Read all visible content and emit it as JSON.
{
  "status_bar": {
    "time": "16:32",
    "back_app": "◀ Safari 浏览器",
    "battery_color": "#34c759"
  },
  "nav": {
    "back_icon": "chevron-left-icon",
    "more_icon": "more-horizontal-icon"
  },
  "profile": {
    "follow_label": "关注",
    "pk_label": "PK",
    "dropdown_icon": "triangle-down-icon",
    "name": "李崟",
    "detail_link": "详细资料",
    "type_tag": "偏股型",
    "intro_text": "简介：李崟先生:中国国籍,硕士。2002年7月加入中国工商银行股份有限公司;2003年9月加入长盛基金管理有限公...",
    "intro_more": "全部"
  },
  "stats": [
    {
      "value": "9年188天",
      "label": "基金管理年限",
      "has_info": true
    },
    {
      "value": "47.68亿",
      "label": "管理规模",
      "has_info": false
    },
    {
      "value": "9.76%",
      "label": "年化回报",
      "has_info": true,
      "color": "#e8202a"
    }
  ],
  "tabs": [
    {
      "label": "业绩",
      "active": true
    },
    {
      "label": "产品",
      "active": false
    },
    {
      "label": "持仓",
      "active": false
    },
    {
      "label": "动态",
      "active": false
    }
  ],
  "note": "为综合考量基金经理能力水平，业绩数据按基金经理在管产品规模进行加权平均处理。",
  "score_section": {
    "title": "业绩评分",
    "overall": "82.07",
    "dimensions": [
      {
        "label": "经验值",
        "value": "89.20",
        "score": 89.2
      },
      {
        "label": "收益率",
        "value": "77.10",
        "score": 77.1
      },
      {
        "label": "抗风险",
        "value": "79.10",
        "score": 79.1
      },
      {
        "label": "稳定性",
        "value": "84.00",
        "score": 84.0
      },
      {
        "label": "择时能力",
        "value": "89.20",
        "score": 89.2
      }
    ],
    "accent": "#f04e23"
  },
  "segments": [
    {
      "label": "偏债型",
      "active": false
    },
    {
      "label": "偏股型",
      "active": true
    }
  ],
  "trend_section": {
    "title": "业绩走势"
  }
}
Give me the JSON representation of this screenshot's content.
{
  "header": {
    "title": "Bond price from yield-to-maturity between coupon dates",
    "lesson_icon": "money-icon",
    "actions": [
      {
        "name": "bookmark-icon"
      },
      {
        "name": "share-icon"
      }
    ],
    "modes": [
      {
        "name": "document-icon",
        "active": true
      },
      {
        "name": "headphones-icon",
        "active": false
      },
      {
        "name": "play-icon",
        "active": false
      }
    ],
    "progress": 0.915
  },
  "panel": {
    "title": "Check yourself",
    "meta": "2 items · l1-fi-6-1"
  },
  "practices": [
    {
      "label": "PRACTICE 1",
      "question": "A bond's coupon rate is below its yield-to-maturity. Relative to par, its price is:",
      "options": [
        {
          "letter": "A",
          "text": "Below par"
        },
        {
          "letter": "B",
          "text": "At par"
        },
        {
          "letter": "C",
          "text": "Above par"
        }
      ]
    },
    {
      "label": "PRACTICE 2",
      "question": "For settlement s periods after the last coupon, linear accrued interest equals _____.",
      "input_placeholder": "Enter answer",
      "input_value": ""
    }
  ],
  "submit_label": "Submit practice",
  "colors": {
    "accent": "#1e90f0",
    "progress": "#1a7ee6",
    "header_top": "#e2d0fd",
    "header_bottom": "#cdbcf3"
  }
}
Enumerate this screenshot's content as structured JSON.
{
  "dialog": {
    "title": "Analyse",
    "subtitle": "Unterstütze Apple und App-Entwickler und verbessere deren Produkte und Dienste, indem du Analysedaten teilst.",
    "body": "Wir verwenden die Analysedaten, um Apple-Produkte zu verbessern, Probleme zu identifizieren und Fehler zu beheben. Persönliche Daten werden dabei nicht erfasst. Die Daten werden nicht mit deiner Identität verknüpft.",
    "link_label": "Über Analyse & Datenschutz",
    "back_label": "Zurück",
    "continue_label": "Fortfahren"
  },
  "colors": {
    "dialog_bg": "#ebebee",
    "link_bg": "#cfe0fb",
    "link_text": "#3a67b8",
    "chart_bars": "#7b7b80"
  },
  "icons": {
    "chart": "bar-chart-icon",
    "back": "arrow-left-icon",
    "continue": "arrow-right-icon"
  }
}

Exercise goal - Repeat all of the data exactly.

The completed task -
Read all visible content and emit it as JSON.
{
  "status_bar": {
    "time": "16:32",
    "back_app": "◀ Safari 浏览器",
    "battery_color": "#34c759"
  },
  "nav": {
    "back_icon": "chevron-left-icon",
    "more_icon": "more-horizontal-icon"
  },
  "profile": {
    "follow_label": "关注",
    "pk_label": "PK",
    "dropdown_icon": "triangle-down-icon",
    "name": "李崟",
    "detail_link": "详细资料",
    "type_tag": "偏股型",
    "intro_text": "简介：李崟先生:中国国籍,硕士。2002年7月加入中国工商银行股份有限公司;2003年9月加入长盛基金管理有限公...",
    "intro_more": "全部"
  },
  "stats": [
    {
      "value": "9年188天",
      "label": "基金管理年限",
      "has_info": true
    },
    {
      "value": "47.68亿",
      "label": "管理规模",
      "has_info": false
    },
    {
      "value": "9.76%",
      "label": "年化回报",
      "has_info": true,
      "color": "#e8202a"
    }
  ],
  "tabs": [
    {
      "label": "业绩",
      "active": true
    },
    {
      "label": "产品",
      "active": false
    },
    {
      "label": "持仓",
      "active": false
    },
    {
      "label": "动态",
      "active": false
    }
  ],
  "note": "为综合考量基金经理能力水平，业绩数据按基金经理在管产品规模进行加权平均处理。",
  "score_section": {
    "title": "业绩评分",
    "overall": "82.07",
    "dimensions": [
      {
        "label": "经验值",
        "value": "89.20",
        "score": 89.2
      },
      {
        "label": "收益率",
        "value": "77.10",
        "score": 77.1
      },
      {
        "label": "抗风险",
        "value": "79.10",
        "score": 79.1
      },
      {
        "label": "稳定性",
        "value": "84.00",
        "score": 84.0
      },
      {
        "label": "择时能力",
        "value": "89.20",
        "score": 89.2
      }
    ],
    "accent": "#f04e23"
  },
  "segments": [
    {
      "label": "偏债型",
      "active": false
    },
    {
      "label": "偏股型",
      "active": true
    }
  ],
  "trend_section": {
    "title": "业绩走势"
  }
}
Give me the JSON representation of this screenshot's content.
{
  "header": {
    "title": "Bond price from yield-to-maturity between coupon dates",
    "lesson_icon": "money-icon",
    "actions": [
      {
        "name": "bookmark-icon"
      },
      {
        "name": "share-icon"
      }
    ],
    "modes": [
      {
        "name": "document-icon",
        "active": true
      },
      {
        "name": "headphones-icon",
        "active": false
      },
      {
        "name": "play-icon",
        "active": false
      }
    ],
    "progress": 0.915
  },
  "panel": {
    "title": "Check yourself",
    "meta": "2 items · l1-fi-6-1"
  },
  "practices": [
    {
      "label": "PRACTICE 1",
      "question": "A bond's coupon rate is below its yield-to-maturity. Relative to par, its price is:",
      "options": [
        {
          "letter": "A",
          "text": "Below par"
        },
        {
          "letter": "B",
          "text": "At par"
        },
        {
          "letter": "C",
          "text": "Above par"
        }
      ]
    },
    {
      "label": "PRACTICE 2",
      "question": "For settlement s periods after the last coupon, linear accrued interest equals _____.",
      "input_placeholder": "Enter answer",
      "input_value": ""
    }
  ],
  "submit_label": "Submit practice",
  "colors": {
    "accent": "#1e90f0",
    "progress": "#1a7ee6",
    "header_top": "#e2d0fd",
    "header_bottom": "#cdbcf3"
  }
}
Enumerate this screenshot's content as structured JSON.
{
  "dialog": {
    "title": "Analyse",
    "subtitle": "Unterstütze Apple und App-Entwickler und verbessere deren Produkte und Dienste, indem du Analysedaten teilst.",
    "body": "Wir verwenden die Analysedaten, um Apple-Produkte zu verbessern, Probleme zu identifizieren und Fehler zu beheben. Persönliche Daten werden dabei nicht erfasst. Die Daten werden nicht mit deiner Identität verknüpft.",
    "link_label": "Über Analyse & Datenschutz",
    "back_label": "Zurück",
    "continue_label": "Fortfahren"
  },
  "colors": {
    "dialog_bg": "#ebebee",
    "link_bg": "#cfe0fb",
    "link_text": "#3a67b8",
    "chart_bars": "#7b7b80"
  },
  "icons": {
    "chart": "bar-chart-icon",
    "back": "arrow-left-icon",
    "continue": "arrow-right-icon"
  }
}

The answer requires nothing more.